Items from an interface collection
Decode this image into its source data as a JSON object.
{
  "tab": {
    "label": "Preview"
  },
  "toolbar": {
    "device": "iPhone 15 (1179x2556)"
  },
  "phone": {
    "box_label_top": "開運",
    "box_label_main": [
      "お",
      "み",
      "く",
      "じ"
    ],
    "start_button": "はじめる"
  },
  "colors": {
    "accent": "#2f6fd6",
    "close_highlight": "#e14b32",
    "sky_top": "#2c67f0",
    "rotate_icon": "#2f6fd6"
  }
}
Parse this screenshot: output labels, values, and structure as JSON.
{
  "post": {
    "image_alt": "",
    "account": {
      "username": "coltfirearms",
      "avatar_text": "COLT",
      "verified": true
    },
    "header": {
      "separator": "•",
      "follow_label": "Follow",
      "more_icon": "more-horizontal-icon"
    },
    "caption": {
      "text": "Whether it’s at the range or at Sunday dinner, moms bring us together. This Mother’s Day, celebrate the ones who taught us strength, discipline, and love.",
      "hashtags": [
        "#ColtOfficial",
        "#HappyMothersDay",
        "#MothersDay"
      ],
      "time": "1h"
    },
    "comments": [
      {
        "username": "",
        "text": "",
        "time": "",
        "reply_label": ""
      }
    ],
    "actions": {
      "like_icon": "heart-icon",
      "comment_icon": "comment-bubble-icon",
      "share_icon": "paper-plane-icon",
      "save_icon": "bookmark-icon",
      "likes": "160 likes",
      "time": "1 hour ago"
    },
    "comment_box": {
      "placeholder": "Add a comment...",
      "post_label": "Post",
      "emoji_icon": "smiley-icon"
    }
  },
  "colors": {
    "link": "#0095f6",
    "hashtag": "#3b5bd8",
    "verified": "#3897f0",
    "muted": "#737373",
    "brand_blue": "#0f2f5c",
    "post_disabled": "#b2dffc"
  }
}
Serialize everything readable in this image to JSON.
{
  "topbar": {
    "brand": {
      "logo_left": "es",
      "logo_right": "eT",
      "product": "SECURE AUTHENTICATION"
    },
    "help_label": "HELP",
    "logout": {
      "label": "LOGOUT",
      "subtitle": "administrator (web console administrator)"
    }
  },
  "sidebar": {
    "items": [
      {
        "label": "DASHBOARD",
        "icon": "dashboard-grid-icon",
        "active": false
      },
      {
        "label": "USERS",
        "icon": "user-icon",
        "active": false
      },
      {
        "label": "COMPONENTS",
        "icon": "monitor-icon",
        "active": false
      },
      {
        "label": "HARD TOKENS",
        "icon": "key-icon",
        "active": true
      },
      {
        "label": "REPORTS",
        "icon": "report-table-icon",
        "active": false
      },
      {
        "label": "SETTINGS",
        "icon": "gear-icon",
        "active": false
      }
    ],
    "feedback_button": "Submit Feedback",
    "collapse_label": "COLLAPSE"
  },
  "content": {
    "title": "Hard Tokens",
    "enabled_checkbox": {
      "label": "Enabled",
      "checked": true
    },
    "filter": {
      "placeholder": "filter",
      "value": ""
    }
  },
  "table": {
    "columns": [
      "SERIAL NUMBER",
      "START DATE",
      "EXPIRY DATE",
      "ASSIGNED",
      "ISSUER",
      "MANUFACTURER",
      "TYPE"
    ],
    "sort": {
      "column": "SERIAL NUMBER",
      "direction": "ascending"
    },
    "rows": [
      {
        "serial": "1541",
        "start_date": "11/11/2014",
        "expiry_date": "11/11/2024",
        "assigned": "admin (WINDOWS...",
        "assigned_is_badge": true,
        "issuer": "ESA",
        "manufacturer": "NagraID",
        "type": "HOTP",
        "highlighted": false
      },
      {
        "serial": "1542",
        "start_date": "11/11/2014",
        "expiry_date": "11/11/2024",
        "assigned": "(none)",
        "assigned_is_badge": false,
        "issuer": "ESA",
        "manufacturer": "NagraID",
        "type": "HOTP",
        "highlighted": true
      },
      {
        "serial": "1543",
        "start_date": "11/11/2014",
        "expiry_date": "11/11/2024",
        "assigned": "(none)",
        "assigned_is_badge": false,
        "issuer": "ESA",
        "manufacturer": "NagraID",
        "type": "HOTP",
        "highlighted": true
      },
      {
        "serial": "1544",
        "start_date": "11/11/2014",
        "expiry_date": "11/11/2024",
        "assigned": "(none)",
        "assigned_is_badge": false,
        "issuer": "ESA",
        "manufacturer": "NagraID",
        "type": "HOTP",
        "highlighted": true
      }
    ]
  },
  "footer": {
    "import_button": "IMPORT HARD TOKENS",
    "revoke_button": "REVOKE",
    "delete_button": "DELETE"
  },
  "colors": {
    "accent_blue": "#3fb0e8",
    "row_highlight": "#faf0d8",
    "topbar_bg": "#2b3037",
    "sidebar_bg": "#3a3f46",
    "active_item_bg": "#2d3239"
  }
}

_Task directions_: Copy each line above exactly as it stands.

_Answer to the exercise_:
Decode this image into its source data as a JSON object.
{
  "tab": {
    "label": "Preview"
  },
  "toolbar": {
    "device": "iPhone 15 (1179x2556)"
  },
  "phone": {
    "box_label_top": "開運",
    "box_label_main": [
      "お",
      "み",
      "く",
      "じ"
    ],
    "start_button": "はじめる"
  },
  "colors": {
    "accent": "#2f6fd6",
    "close_highlight": "#e14b32",
    "sky_top": "#2c67f0",
    "rotate_icon": "#2f6fd6"
  }
}
Parse this screenshot: output labels, values, and structure as JSON.
{
  "post": {
    "image_alt": "",
    "account": {
      "username": "coltfirearms",
      "avatar_text": "COLT",
      "verified": true
    },
    "header": {
      "separator": "•",
      "follow_label": "Follow",
      "more_icon": "more-horizontal-icon"
    },
    "caption": {
      "text": "Whether it’s at the range or at Sunday dinner, moms bring us together. This Mother’s Day, celebrate the ones who taught us strength, discipline, and love.",
      "hashtags": [
        "#ColtOfficial",
        "#HappyMothersDay",
        "#MothersDay"
      ],
      "time": "1h"
    },
    "comments": [
      {
        "username": "",
        "text": "",
        "time": "",
        "reply_label": ""
      }
    ],
    "actions": {
      "like_icon": "heart-icon",
      "comment_icon": "comment-bubble-icon",
      "share_icon": "paper-plane-icon",
      "save_icon": "bookmark-icon",
      "likes": "160 likes",
      "time": "1 hour ago"
    },
    "comment_box": {
      "placeholder": "Add a comment...",
      "post_label": "Post",
      "emoji_icon": "smiley-icon"
    }
  },
  "colors": {
    "link": "#0095f6",
    "hashtag": "#3b5bd8",
    "verified": "#3897f0",
    "muted": "#737373",
    "brand_blue": "#0f2f5c",
    "post_disabled": "#b2dffc"
  }
}
Serialize everything readable in this image to JSON.
{
  "topbar": {
    "brand": {
      "logo_left": "es",
      "logo_right": "eT",
      "product": "SECURE AUTHENTICATION"
    },
    "help_label": "HELP",
    "logout": {
      "label": "LOGOUT",
      "subtitle": "administrator (web console administrator)"
    }
  },
  "sidebar": {
    "items": [
      {
        "label": "DASHBOARD",
        "icon": "dashboard-grid-icon",
        "active": false
      },
      {
        "label": "USERS",
        "icon": "user-icon",
        "active": false
      },
      {
        "label": "COMPONENTS",
        "icon": "monitor-icon",
        "active": false
      },
      {
        "label": "HARD TOKENS",
        "icon": "key-icon",
        "active": true
      },
      {
        "label": "REPORTS",
        "icon": "report-table-icon",
        "active": false
      },
      {
        "label": "SETTINGS",
        "icon": "gear-icon",
        "active": false
      }
    ],
    "feedback_button": "Submit Feedback",
    "collapse_label": "COLLAPSE"
  },
  "content": {
    "title": "Hard Tokens",
    "enabled_checkbox": {
      "label": "Enabled",
      "checked": true
    },
    "filter": {
      "placeholder": "filter",
      "value": ""
    }
  },
  "table": {
    "columns": [
      "SERIAL NUMBER",
      "START DATE",
      "EXPIRY DATE",
      "ASSIGNED",
      "ISSUER",
      "MANUFACTURER",
      "TYPE"
    ],
    "sort": {
      "column": "SERIAL NUMBER",
      "direction": "ascending"
    },
    "rows": [
      {
        "serial": "1541",
        "start_date": "11/11/2014",
        "expiry_date": "11/11/2024",
        "assigned": "admin (WINDOWS...",
        "assigned_is_badge": true,
        "issuer": "ESA",
        "manufacturer": "NagraID",
        "type": "HOTP",
        "highlighted": false
      },
      {
        "serial": "1542",
        "start_date": "11/11/2014",
        "expiry_date": "11/11/2024",
        "assigned": "(none)",
        "assigned_is_badge": false,
        "issuer": "ESA",
        "manufacturer": "NagraID",
        "type": "HOTP",
        "highlighted": true
      },
      {
        "serial": "1543",
        "start_date": "11/11/2014",
        "expiry_date": "11/11/2024",
        "assigned": "(none)",
        "assigned_is_badge": false,
        "issuer": "ESA",
        "manufacturer": "NagraID",
        "type": "HOTP",
        "highlighted": true
      },
      {
        "serial": "1544",
        "start_date": "11/11/2014",
        "expiry_date": "11/11/2024",
        "assigned": "(none)",
        "assigned_is_badge": false,
        "issuer": "ESA",
        "manufacturer": "NagraID",
        "type": "HOTP",
        "highlighted": true
      }
    ]
  },
  "footer": {
    "import_button": "IMPORT HARD TOKENS",
    "revoke_button": "REVOKE",
    "delete_button": "DELETE"
  },
  "colors": {
    "accent_blue": "#3fb0e8",
    "row_highlight": "#faf0d8",
    "topbar_bg": "#2b3037",
    "sidebar_bg": "#3a3f46",
    "active_item_bg": "#2d3239"
  }
}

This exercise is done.